TASK TO CARRY OUT
Below are the records; copy each line in them that holds the word "JSON".

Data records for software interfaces
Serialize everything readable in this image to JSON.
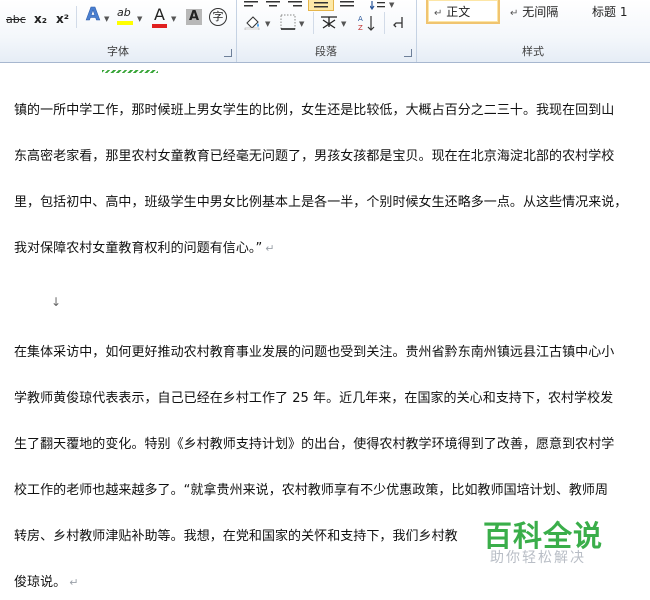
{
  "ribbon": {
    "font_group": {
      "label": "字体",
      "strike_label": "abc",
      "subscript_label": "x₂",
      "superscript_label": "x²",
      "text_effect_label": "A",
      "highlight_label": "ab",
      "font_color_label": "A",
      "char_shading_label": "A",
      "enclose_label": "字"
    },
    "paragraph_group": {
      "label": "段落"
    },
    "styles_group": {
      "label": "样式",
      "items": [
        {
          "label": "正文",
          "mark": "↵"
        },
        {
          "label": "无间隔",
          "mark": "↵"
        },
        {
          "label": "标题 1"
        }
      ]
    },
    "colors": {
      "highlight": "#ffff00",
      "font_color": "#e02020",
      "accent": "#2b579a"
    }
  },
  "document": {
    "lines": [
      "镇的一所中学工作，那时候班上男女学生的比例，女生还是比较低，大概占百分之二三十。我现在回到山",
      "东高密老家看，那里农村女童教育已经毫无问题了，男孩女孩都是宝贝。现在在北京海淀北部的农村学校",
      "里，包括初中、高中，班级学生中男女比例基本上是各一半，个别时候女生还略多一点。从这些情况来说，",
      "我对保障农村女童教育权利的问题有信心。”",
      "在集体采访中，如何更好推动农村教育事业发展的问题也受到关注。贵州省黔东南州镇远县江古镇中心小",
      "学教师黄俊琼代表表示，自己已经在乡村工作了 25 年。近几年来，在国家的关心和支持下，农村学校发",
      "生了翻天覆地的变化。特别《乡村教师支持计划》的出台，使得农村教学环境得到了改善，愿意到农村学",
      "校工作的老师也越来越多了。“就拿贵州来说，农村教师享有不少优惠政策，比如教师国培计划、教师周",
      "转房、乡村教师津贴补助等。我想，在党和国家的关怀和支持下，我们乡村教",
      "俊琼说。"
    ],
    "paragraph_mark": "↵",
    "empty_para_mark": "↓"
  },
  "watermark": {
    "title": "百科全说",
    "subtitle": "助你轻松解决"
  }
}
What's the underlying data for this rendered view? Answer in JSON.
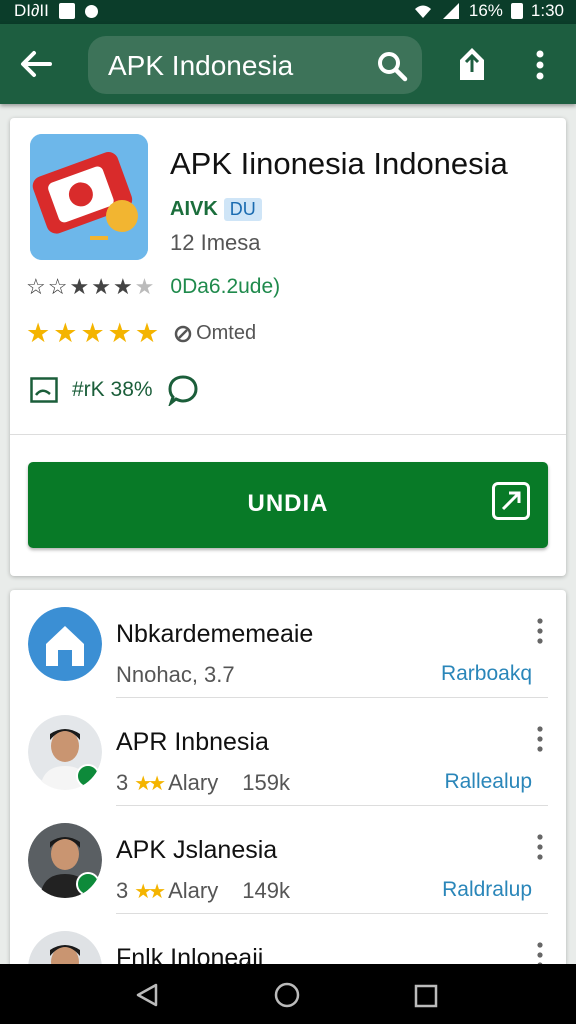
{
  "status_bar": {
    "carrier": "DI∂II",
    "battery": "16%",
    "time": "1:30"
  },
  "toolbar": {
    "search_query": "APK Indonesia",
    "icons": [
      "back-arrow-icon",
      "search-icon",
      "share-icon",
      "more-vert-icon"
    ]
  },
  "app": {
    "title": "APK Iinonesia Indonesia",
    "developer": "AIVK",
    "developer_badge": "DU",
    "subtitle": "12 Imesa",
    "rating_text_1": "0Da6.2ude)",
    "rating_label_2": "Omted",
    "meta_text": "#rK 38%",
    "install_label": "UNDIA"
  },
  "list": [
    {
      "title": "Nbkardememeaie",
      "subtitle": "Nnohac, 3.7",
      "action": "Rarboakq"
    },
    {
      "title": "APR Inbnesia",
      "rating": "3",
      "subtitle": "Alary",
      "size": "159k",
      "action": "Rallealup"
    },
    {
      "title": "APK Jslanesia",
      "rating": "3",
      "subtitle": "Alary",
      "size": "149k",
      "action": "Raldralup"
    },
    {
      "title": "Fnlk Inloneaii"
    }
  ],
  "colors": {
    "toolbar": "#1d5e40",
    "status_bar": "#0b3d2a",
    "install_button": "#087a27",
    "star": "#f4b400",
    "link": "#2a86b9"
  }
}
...
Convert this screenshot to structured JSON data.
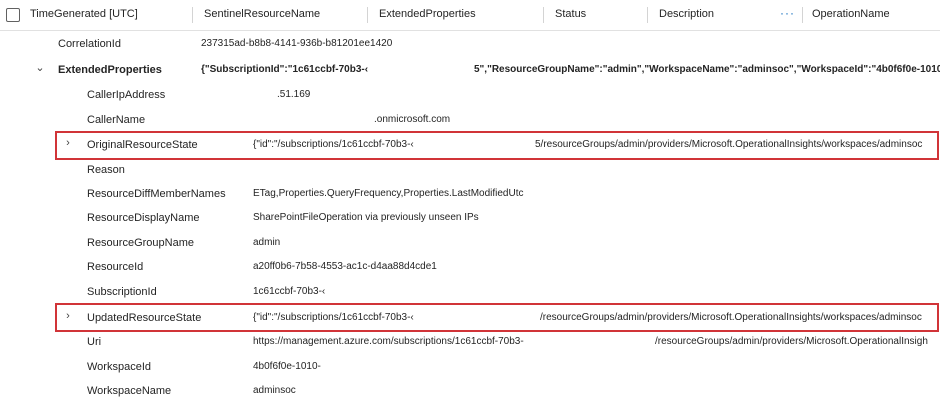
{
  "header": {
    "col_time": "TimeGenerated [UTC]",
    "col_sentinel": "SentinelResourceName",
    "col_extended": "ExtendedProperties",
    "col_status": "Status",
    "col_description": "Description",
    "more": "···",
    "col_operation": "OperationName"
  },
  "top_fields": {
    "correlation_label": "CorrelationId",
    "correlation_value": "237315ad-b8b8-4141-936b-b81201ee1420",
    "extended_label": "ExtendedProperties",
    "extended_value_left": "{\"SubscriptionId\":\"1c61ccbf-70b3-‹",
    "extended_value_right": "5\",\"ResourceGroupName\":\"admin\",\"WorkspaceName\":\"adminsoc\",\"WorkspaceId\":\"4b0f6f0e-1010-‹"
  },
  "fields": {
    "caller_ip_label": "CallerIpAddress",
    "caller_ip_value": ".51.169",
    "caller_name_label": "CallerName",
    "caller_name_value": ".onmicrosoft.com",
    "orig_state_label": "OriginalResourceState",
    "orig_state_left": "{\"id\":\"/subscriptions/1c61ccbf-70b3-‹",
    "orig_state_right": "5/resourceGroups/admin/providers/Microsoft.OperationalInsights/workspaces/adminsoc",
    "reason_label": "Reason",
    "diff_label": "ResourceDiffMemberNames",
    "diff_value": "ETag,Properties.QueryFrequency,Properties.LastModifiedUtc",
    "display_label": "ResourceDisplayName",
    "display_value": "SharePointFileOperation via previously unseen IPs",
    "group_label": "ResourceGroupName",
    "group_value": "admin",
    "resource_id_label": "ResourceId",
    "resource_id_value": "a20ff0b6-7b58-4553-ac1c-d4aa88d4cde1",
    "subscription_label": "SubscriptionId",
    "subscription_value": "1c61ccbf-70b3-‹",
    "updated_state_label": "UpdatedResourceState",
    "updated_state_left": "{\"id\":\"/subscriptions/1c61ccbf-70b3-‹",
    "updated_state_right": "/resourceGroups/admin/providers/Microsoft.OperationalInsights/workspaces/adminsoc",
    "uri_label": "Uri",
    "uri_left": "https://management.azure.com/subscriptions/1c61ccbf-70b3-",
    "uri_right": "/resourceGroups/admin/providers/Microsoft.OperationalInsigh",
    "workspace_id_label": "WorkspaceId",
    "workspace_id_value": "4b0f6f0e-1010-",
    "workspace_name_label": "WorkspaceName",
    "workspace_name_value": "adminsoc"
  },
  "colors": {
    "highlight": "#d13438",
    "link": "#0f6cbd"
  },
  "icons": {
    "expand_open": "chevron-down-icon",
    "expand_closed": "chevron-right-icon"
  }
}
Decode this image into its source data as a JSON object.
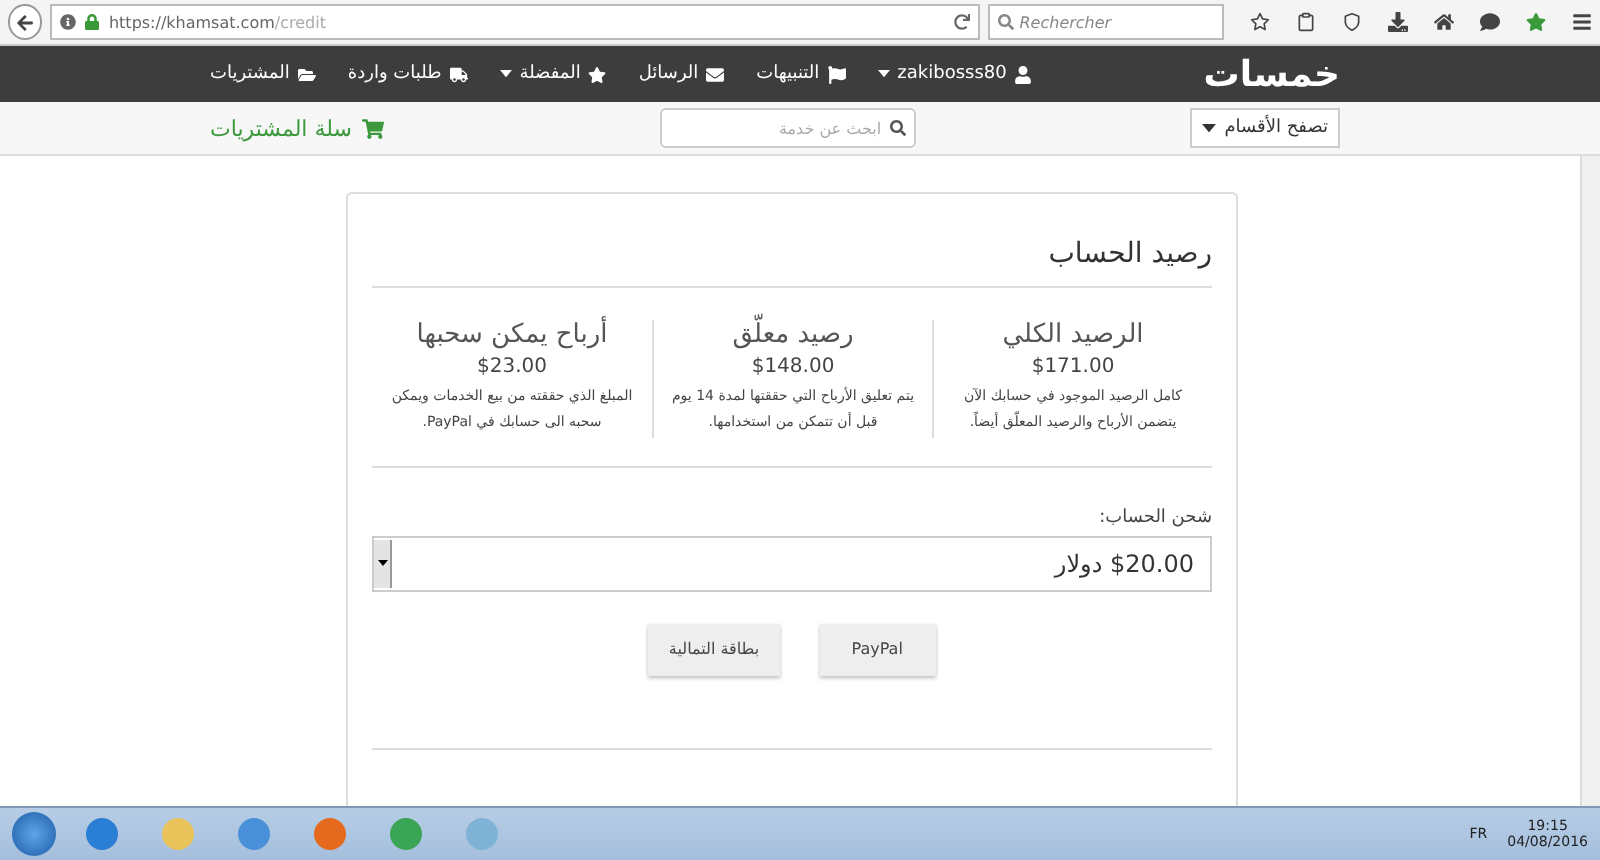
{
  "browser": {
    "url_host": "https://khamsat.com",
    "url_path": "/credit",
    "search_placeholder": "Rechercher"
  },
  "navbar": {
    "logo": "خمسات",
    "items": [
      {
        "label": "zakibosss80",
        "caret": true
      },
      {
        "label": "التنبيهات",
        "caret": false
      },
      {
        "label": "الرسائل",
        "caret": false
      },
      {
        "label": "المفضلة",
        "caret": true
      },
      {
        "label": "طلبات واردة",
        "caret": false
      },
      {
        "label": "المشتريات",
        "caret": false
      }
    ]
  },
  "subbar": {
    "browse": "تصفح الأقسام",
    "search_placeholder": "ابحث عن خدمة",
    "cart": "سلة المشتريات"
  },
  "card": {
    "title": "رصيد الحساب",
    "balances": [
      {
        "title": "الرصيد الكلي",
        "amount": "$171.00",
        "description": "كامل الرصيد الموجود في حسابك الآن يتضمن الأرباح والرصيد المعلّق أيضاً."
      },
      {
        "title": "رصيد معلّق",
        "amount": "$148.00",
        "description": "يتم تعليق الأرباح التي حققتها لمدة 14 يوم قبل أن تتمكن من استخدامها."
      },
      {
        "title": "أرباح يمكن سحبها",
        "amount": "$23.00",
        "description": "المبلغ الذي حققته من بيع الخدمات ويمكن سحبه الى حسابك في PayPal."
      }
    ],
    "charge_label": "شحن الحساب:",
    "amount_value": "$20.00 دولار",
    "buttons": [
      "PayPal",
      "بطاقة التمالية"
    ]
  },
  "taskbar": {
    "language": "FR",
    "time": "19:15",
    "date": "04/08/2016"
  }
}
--
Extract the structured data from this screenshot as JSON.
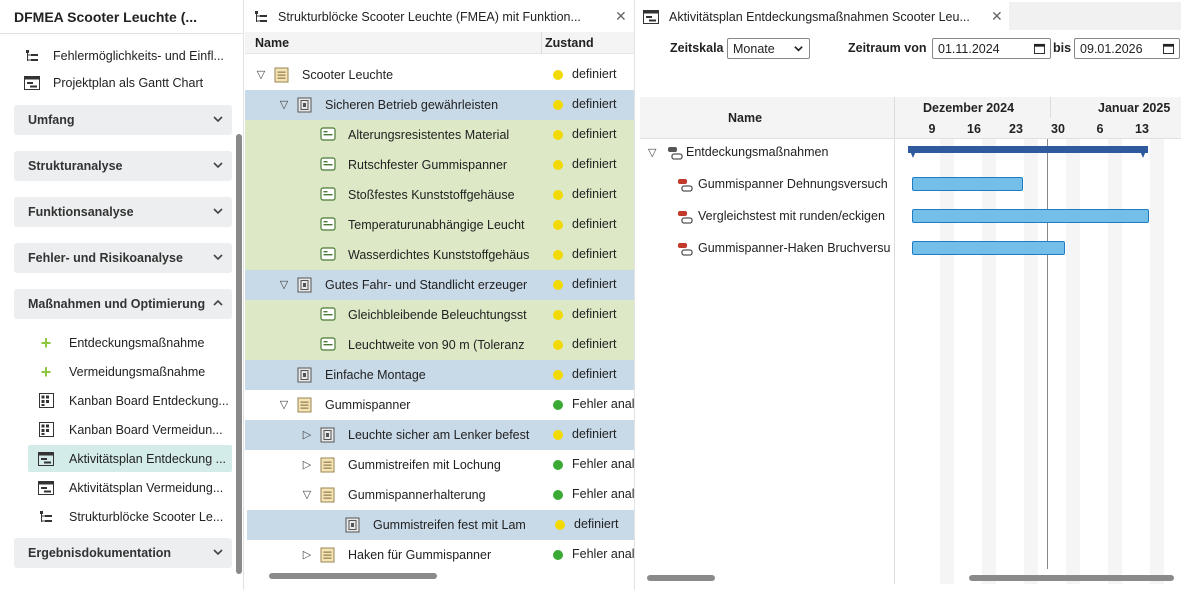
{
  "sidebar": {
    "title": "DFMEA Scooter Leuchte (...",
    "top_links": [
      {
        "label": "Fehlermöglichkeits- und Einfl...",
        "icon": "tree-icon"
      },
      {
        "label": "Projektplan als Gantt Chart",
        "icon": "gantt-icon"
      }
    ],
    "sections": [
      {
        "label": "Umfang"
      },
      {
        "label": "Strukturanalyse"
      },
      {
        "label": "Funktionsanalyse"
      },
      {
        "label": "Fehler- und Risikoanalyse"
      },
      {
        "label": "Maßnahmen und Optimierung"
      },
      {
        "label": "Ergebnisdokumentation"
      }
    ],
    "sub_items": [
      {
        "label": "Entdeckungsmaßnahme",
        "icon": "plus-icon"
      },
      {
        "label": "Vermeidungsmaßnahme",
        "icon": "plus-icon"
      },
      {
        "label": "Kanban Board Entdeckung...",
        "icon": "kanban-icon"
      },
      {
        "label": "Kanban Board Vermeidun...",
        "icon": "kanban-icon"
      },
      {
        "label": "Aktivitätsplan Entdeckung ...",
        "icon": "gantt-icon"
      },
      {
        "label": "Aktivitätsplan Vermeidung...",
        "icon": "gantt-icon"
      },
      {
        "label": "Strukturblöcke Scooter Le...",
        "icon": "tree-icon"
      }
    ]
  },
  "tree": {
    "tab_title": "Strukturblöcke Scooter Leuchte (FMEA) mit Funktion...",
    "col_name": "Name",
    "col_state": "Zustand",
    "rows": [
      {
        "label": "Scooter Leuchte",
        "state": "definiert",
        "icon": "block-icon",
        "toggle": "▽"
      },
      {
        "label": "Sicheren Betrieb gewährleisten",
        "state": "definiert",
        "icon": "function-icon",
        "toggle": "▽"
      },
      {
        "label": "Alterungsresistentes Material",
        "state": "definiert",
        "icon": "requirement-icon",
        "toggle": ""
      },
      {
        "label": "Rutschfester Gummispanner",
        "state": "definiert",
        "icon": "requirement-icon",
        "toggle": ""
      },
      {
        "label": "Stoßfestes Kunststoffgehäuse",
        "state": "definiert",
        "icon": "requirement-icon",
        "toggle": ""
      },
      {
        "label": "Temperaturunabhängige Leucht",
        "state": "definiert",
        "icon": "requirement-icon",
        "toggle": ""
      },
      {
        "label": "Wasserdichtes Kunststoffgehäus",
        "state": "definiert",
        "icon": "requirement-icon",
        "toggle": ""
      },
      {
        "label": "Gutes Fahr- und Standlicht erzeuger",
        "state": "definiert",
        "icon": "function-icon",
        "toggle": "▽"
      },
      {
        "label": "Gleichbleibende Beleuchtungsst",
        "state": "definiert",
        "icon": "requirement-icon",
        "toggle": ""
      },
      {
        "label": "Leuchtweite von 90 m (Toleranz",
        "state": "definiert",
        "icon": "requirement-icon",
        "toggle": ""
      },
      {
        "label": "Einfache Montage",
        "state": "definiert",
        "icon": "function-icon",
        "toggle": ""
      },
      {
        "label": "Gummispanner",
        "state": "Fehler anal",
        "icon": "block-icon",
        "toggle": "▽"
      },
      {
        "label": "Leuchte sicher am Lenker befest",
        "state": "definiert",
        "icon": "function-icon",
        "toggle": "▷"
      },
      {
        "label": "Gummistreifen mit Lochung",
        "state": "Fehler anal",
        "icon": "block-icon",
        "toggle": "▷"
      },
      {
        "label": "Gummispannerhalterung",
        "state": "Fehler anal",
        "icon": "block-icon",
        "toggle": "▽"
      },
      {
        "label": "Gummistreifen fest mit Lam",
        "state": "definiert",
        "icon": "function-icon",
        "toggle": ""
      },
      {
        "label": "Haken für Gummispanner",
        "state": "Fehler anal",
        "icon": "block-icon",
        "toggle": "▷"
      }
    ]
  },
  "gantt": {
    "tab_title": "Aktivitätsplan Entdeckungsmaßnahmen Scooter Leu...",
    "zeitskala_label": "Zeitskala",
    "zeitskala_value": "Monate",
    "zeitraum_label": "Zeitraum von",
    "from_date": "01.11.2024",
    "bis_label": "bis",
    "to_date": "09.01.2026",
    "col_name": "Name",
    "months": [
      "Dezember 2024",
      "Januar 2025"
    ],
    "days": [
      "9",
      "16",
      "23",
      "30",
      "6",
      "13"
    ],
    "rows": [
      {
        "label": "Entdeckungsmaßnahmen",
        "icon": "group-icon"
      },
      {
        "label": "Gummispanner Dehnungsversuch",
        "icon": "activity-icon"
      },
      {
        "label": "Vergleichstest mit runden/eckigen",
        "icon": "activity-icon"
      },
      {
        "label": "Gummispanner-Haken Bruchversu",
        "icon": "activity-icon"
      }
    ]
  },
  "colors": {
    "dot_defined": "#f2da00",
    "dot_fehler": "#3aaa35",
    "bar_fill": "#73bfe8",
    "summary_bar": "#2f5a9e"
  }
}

TASK SOLUTION
Serialize everything readable in this image to JSON.
What's the underlying data for this rendered view? Answer in JSON.
Convert this screenshot to structured JSON data.
Decode this image into its source data as a JSON object.
Extract the structured data from this screenshot as JSON.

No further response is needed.